Some 109,000 workers are eligible for a payout that is “among the highest-ever levels”, the company said.
The group includes non-represented employees as well as engineers and technicians represented by the Society of Professional Engineering Employees in Aerospace (SPEEA), Boeing said.
The bonus equates to between 6.15 percent and 6.54 percent of eligible 2013 pay, up from a range of 5.67 to 6.1 percent in 2012. About 51,600 of the workers are in Washington state.
Separately, about 31,000 machinists will get bonuses of 4 percent of eligible pay, the maximum under their contract, Boeing said.
Boeing had a succession of highly profitable quarters in 2013 as it cranked up production of commercial jets, offsetting weakness in its defense businesses.
On Wednesday, Boeing said profit rose 18 percent for the full year, during which it delivered a record 648 commercial jetliners.
Alongside the profit report, however, Boeing made a conservative forecast for 2014, suggesting earnings will rise only about 2 percent.
While Boeing often manages expectations down at the start of the year, its stock fell nearly 8 percent in two days, including a slide of 2.5 percent on Thursday to $126.53.
The bonuses come as Boeing is mending relations with its unions after a bitter contract vote by the machinists earlier this month. The company faces tough technical challenges in developing two new jets, the 777X and the 737 MAX during the rest of the decade.
The machinists recently ratified by a narrow margin an eight-year extension to their labor contract. The vote on January 3 brought out deep divisions within the union and between the workers and Boeing.
The new contract guaranteed machinists work on the 777X. In exchange, the workers agreed to end their defined-benefit pension and replace it with a defined-contribution plan.
McNerney said on Wednesday that he saw the relationship with the machinists improving and that the head of Boeing’s airplane business, Ray Conner, was “reaching out” to the unions and the unions are “also reaching out.”
“There’s more interaction right now between IAM-751 and the management in Seattle than there has been in a long time,” he said.
IAM officials in Seattle said there had been no meetings between local union officials and the company. They welcomed the bonus as a sign of the contribution workers made.
“It’s good to see them getting rewarded for their skills and hard work,” said Bryan Corliss, spokesman for the IAM District 751, which represents about 31,000 workers at Boeing.

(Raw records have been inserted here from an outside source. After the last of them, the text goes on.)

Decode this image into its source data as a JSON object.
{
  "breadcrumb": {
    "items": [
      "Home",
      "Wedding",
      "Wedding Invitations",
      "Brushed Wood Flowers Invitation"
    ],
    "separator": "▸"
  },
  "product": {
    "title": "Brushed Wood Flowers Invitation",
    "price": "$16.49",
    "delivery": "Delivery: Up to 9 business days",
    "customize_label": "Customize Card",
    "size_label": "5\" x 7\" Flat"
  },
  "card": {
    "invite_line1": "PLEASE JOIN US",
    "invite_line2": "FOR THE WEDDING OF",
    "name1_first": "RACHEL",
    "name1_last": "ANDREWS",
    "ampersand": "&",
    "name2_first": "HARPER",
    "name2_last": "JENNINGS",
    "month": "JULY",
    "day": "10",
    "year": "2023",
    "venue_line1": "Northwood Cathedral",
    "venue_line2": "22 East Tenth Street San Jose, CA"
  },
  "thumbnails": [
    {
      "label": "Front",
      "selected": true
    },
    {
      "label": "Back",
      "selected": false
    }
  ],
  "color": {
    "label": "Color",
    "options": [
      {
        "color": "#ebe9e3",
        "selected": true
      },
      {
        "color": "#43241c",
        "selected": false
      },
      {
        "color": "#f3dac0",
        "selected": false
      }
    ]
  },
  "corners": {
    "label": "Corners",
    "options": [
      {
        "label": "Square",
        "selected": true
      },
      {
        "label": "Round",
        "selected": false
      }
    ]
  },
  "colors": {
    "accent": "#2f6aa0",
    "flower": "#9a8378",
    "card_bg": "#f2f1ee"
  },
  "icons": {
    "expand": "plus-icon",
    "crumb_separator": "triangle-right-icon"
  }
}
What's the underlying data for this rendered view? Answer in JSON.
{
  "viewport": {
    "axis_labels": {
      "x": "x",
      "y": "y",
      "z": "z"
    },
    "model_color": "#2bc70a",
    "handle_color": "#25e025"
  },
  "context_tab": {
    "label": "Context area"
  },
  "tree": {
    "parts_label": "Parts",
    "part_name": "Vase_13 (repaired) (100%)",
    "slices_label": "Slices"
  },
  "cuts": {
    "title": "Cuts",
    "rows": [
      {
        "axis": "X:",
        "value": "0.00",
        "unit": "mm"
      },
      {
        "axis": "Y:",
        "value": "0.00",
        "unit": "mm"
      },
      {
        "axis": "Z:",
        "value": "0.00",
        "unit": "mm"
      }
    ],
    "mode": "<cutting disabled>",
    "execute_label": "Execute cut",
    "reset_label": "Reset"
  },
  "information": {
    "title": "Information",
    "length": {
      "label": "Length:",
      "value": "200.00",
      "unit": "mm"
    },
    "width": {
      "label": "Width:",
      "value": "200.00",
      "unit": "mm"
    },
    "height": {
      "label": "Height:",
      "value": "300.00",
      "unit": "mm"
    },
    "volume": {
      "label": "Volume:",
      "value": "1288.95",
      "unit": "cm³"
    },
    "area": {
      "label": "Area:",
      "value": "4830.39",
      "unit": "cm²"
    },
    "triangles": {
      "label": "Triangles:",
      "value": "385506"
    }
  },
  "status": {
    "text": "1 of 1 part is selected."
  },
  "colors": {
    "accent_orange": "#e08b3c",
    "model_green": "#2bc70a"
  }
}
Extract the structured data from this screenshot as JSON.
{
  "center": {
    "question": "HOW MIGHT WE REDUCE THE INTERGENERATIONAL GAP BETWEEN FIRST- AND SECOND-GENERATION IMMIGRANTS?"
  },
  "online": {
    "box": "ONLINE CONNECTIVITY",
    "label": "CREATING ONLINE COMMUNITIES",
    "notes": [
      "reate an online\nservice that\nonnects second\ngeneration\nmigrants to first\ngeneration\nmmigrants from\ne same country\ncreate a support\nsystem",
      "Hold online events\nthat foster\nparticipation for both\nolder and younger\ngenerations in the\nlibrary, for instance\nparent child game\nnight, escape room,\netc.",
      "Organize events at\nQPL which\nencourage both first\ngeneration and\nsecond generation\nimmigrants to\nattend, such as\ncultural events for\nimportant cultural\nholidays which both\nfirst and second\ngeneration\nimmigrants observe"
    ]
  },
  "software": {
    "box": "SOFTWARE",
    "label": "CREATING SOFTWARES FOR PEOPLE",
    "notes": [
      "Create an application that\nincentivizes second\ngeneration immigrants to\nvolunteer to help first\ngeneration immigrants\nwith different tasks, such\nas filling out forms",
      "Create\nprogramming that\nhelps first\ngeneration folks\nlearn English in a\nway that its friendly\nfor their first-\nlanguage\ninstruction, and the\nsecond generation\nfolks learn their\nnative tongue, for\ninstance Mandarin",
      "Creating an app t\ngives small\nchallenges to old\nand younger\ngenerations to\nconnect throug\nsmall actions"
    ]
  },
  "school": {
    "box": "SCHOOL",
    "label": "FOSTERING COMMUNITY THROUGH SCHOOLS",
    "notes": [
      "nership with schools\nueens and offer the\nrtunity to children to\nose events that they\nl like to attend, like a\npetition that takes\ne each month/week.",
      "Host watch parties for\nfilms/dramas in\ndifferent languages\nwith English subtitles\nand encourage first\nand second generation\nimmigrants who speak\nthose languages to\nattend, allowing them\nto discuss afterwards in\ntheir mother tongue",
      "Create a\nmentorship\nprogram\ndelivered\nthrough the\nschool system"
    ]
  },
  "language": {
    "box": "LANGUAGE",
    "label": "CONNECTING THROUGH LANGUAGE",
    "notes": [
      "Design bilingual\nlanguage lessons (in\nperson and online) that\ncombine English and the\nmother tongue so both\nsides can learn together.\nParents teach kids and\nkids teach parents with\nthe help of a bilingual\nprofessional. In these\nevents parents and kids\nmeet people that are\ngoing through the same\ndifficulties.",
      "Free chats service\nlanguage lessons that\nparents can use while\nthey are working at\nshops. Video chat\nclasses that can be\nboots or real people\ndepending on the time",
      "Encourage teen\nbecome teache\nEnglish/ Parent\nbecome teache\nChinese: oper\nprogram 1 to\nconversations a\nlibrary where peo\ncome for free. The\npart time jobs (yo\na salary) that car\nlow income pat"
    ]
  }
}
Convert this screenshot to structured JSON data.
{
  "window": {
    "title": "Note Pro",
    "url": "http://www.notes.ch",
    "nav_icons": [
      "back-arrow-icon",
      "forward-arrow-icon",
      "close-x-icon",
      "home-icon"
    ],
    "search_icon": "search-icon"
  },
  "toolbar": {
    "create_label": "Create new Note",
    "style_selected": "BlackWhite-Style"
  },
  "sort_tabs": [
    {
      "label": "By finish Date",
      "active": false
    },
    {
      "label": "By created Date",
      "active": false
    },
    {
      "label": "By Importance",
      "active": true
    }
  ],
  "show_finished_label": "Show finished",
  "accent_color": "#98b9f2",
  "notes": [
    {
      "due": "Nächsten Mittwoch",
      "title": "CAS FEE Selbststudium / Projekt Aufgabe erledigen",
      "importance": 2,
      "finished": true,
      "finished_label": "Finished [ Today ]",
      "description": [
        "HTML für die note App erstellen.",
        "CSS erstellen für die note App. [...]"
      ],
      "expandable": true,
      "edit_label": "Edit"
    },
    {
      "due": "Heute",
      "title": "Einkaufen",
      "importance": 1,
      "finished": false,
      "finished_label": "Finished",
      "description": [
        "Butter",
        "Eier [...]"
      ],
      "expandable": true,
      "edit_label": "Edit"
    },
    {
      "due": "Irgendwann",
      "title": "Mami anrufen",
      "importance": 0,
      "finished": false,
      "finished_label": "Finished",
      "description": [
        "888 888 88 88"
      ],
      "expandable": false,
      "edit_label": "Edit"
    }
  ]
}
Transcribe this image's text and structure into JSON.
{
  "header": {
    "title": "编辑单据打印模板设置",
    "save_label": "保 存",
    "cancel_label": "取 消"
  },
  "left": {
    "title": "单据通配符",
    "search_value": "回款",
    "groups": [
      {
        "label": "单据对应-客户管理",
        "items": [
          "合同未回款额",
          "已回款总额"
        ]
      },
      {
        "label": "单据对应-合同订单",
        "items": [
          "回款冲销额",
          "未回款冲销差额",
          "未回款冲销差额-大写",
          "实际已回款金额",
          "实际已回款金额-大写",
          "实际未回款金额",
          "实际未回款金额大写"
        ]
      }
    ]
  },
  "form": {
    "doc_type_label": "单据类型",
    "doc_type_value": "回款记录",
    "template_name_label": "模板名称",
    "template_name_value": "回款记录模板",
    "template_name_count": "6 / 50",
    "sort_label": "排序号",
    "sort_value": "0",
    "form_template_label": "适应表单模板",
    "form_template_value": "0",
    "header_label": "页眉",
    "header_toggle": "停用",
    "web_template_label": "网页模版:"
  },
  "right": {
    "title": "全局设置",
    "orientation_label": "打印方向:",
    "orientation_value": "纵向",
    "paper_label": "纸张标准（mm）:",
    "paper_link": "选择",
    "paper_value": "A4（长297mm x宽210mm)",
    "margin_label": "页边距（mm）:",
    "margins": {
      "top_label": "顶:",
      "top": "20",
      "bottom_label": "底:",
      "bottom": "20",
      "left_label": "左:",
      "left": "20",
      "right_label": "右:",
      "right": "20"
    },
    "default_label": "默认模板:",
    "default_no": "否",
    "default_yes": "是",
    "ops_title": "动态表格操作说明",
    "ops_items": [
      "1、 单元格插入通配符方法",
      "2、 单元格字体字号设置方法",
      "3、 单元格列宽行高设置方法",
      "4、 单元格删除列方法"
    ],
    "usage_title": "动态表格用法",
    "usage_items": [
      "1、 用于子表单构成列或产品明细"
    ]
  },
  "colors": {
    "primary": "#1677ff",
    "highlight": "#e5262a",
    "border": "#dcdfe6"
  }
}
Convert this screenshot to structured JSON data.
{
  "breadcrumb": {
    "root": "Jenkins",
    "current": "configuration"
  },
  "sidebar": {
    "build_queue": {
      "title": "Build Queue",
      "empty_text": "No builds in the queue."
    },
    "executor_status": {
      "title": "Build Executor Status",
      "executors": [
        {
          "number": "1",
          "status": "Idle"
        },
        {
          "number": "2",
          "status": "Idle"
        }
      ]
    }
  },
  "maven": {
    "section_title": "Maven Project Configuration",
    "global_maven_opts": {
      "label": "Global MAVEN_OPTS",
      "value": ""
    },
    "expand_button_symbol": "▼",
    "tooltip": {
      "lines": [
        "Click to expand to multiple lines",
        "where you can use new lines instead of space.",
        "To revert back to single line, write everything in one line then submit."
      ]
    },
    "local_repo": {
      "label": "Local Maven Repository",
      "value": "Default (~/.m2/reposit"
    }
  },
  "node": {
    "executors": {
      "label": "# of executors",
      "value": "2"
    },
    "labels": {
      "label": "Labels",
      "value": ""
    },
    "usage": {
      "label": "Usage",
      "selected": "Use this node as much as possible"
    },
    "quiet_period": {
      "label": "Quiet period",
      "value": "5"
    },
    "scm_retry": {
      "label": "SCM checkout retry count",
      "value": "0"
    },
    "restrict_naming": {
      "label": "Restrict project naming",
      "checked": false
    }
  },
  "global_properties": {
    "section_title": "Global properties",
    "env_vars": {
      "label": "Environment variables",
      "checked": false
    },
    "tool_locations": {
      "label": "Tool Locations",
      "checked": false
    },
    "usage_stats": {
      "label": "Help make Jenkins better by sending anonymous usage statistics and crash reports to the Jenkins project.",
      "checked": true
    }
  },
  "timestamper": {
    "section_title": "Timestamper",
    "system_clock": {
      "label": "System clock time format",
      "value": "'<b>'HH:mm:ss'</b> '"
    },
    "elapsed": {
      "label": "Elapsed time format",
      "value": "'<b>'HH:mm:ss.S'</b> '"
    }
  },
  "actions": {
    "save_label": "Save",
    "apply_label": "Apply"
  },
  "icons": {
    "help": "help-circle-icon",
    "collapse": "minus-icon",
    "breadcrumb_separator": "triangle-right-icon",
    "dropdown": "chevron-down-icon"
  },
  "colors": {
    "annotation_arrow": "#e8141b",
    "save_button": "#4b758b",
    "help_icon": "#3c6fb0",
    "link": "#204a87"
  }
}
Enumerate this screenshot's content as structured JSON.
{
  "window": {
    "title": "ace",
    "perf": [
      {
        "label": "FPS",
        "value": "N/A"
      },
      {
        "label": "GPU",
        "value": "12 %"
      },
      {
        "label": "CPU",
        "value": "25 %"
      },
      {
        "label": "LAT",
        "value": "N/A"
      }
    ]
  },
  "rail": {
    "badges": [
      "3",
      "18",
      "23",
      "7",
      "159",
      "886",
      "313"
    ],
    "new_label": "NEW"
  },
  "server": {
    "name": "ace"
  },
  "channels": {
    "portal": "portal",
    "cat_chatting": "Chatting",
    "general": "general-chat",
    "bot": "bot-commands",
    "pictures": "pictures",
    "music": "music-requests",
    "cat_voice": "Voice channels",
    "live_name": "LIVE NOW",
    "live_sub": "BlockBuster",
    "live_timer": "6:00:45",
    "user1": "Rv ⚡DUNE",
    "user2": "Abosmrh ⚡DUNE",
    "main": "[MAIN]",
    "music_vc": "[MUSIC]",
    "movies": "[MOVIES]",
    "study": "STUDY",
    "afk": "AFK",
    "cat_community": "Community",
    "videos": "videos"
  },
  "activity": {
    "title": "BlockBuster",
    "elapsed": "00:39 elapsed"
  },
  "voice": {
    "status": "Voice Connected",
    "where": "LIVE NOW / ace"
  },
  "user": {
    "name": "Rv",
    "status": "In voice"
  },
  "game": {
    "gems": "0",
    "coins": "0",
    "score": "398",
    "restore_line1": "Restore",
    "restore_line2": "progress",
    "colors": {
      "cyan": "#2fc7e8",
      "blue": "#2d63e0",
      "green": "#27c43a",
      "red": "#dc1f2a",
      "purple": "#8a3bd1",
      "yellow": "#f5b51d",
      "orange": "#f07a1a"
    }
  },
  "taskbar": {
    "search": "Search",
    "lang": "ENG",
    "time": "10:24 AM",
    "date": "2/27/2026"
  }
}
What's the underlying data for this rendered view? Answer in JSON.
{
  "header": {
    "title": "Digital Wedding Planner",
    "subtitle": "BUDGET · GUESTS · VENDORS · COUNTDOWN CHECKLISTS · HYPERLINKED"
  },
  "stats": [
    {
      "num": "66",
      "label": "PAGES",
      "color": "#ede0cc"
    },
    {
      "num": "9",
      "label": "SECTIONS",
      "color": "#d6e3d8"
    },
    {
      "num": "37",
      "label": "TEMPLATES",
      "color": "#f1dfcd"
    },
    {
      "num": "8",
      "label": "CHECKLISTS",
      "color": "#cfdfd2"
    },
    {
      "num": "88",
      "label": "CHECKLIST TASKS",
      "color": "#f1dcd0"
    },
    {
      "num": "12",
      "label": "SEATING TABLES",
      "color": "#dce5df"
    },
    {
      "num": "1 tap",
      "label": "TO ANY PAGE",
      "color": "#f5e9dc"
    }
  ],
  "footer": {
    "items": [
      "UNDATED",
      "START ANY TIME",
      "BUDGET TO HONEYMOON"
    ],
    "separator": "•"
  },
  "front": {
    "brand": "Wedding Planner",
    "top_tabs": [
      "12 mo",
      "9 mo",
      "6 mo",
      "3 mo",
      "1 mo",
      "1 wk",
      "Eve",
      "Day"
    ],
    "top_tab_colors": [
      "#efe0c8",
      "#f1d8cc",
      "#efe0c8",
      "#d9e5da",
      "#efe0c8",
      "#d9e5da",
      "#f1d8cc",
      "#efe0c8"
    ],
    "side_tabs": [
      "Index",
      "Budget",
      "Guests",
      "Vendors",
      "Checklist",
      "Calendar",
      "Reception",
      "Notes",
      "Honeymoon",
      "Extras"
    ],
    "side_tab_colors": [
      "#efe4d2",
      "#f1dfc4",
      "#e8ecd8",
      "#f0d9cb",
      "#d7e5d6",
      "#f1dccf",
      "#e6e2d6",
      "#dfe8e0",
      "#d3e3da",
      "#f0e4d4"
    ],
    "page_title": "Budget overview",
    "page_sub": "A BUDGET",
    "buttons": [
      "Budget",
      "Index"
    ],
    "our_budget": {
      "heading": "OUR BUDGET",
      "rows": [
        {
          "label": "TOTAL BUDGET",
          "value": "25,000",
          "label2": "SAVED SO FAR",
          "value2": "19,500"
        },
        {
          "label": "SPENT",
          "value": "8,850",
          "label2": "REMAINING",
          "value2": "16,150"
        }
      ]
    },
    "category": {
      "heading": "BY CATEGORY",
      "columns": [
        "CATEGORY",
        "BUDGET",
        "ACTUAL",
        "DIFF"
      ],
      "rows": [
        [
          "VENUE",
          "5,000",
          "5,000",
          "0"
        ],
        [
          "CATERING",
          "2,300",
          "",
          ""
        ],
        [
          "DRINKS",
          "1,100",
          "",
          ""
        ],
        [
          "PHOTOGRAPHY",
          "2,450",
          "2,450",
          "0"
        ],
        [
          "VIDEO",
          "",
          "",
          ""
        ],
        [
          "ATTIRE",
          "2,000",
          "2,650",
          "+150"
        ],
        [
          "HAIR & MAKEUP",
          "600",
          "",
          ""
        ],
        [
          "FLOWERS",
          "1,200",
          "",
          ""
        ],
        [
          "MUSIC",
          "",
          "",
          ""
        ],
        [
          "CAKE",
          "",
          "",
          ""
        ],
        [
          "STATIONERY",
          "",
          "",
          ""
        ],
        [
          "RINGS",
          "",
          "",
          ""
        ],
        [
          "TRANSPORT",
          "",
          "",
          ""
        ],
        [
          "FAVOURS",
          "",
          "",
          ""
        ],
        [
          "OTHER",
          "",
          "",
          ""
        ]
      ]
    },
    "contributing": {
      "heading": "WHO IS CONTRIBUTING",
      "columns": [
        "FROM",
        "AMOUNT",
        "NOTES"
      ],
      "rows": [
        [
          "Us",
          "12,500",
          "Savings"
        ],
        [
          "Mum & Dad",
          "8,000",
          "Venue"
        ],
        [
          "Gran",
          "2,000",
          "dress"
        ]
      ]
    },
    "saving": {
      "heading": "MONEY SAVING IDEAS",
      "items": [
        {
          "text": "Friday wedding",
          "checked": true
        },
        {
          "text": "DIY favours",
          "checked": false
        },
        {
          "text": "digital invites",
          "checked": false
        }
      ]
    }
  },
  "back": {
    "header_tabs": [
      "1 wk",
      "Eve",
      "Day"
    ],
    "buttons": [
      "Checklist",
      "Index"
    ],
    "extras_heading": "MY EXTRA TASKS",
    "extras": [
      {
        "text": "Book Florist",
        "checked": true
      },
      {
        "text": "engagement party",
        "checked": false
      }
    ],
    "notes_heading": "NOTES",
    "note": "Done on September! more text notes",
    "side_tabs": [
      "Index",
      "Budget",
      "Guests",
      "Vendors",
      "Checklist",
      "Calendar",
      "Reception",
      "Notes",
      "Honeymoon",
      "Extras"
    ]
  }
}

As for the mood of the workers, he said: “It’s going to be awhile before we’re ‘one Boeing’ again.”
Reporting by Alwyn Scott; Editing by Chizu Nomiyama and Ken Wills